• _Work instructions_: After reading the data below, copy out every line that contains the word "DemoApplication".

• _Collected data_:
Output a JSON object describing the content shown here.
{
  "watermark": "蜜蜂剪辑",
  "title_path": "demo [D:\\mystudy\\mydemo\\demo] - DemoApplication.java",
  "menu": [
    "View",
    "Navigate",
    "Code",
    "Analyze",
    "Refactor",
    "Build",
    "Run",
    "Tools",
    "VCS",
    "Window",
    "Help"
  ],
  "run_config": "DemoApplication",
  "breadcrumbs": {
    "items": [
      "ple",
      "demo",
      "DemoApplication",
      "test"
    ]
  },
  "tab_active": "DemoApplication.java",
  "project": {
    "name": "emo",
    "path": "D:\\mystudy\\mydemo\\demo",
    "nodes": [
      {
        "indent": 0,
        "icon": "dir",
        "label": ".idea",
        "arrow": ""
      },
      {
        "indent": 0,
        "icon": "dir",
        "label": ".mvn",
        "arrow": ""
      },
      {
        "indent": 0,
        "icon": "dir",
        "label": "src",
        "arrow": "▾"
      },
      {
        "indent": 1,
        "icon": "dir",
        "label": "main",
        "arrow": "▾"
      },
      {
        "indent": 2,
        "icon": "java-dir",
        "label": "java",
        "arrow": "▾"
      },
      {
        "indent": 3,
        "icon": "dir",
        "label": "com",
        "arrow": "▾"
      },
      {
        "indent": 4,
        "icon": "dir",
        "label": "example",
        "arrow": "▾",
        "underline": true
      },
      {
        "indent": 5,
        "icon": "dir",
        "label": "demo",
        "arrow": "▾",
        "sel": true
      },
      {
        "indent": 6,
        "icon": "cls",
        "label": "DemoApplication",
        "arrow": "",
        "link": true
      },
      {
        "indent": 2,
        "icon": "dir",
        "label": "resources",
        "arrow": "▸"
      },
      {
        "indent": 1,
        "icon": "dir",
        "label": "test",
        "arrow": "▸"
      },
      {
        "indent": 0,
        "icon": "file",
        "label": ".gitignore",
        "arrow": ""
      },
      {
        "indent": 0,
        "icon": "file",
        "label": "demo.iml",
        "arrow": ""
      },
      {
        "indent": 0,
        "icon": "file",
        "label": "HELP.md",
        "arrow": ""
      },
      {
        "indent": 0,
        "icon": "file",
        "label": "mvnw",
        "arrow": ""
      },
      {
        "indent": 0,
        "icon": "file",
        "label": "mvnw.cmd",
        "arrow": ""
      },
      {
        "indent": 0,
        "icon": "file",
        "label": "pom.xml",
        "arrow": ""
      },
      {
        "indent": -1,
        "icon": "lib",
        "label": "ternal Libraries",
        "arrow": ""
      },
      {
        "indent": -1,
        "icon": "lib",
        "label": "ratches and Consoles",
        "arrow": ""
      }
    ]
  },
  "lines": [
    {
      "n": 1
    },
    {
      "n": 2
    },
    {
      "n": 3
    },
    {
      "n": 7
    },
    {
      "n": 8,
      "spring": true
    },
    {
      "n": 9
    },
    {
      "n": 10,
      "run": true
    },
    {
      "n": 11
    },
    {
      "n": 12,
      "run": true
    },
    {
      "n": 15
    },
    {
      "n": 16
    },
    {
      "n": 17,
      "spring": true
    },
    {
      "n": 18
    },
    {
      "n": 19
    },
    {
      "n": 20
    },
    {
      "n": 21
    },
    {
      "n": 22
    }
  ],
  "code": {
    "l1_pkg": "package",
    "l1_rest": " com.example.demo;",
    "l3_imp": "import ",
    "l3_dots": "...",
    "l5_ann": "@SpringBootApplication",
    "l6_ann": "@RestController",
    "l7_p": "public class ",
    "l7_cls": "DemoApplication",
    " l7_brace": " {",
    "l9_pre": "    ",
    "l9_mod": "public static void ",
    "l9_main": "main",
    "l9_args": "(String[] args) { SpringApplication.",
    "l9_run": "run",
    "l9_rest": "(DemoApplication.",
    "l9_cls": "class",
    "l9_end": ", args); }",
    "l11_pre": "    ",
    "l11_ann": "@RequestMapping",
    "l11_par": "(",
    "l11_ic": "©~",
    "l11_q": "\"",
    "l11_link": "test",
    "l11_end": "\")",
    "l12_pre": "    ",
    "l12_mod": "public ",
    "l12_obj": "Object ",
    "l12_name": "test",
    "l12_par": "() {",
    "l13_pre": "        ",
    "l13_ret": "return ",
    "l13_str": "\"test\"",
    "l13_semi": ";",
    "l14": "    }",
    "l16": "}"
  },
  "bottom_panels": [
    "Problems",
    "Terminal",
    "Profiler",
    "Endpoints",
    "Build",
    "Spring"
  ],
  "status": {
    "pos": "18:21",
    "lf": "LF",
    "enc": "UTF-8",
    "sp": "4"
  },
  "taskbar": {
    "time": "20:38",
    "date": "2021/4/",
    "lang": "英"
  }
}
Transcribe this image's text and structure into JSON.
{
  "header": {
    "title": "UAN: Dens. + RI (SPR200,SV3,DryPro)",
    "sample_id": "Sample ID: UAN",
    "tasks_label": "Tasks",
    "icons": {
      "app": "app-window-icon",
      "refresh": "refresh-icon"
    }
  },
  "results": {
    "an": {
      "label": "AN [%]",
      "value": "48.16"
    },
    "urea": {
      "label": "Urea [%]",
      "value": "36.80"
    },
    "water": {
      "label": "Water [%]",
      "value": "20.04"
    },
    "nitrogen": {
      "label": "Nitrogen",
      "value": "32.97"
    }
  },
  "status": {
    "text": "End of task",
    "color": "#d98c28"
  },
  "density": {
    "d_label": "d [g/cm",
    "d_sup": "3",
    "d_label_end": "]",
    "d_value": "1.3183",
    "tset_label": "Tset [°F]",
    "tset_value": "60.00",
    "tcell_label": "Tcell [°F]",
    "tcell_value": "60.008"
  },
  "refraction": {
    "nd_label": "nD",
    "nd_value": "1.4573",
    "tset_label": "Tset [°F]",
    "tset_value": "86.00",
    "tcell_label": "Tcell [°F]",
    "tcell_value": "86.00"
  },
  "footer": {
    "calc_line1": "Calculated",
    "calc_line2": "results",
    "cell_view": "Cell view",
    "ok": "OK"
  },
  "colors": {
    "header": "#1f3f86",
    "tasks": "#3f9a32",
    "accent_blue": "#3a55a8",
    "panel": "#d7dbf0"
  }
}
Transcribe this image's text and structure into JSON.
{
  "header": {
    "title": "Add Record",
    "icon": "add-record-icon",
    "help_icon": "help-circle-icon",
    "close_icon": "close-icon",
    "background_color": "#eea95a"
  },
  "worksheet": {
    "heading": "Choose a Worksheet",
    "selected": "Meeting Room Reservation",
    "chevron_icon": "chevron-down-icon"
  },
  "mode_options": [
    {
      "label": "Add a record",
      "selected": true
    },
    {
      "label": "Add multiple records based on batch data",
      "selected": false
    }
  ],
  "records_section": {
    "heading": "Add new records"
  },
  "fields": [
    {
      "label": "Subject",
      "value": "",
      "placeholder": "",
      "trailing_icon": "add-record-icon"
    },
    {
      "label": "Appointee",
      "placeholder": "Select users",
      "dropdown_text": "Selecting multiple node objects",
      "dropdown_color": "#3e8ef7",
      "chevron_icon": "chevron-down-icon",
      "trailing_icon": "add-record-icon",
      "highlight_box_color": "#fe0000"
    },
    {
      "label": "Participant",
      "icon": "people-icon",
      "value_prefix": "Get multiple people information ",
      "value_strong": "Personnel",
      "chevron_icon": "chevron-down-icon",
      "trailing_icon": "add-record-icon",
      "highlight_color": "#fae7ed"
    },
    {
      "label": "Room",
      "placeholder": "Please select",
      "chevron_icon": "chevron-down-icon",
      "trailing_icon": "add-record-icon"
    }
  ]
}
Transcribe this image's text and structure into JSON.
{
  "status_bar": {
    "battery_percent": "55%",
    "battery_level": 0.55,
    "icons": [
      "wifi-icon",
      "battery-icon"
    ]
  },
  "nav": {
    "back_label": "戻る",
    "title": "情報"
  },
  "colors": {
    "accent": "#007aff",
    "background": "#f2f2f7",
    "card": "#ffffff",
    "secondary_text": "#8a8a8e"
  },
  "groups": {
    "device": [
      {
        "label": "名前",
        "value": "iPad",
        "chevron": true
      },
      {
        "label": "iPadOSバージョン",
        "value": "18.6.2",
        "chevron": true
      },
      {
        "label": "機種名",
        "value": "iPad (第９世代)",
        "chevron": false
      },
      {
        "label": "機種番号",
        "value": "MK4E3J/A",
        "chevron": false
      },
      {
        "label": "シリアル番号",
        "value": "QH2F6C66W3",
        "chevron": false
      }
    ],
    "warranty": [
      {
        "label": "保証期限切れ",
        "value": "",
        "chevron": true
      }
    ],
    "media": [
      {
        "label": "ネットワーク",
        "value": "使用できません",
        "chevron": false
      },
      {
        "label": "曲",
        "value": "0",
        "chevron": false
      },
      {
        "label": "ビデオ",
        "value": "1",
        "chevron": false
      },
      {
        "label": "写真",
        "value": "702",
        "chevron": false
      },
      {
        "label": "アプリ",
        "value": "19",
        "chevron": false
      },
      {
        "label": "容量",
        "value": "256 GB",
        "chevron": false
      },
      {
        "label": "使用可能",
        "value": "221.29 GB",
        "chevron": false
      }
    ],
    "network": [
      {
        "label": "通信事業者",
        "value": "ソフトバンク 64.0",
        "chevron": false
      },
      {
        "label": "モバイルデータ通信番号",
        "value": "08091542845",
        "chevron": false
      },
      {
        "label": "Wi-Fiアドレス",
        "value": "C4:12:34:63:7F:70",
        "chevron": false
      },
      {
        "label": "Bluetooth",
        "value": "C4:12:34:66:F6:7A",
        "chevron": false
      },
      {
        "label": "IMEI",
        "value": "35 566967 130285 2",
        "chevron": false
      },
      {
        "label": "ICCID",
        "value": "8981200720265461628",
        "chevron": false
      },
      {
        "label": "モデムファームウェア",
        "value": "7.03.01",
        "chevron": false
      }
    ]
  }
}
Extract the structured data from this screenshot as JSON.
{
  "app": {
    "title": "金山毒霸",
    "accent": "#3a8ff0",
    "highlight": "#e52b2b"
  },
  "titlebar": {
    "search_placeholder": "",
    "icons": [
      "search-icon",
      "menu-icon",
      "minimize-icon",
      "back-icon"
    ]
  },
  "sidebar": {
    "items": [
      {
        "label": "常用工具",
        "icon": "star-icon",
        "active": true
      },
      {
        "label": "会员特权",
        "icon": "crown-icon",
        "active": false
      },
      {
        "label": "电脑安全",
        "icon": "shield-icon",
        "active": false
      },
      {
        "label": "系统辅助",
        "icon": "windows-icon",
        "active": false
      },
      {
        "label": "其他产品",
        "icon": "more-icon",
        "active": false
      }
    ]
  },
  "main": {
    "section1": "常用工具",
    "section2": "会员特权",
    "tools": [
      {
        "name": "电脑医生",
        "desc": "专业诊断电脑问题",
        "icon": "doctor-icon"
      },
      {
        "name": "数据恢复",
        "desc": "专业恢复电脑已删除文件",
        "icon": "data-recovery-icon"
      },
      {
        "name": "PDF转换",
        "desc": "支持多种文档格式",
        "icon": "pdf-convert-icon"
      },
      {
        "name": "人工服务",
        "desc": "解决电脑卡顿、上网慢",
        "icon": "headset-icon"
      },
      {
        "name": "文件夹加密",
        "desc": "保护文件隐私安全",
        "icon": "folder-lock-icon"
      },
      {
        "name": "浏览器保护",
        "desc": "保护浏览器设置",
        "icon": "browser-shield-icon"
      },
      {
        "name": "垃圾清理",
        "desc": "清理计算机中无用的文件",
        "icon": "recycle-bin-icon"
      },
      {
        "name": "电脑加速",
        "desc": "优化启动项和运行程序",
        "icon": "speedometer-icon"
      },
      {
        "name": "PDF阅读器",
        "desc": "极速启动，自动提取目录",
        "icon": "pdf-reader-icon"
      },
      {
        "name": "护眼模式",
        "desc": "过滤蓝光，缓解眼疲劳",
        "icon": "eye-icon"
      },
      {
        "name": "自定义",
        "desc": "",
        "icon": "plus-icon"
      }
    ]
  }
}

• _Response to the task_:
  "title_path": "demo [D:\\mystudy\\mydemo\\demo] - DemoApplication.java",
  "run_config": "DemoApplication",
      "DemoApplication",
  "tab_active": "DemoApplication.java",
        "label": "DemoApplication",
    "l7_cls": "DemoApplication",
    "l9_rest": "(DemoApplication.",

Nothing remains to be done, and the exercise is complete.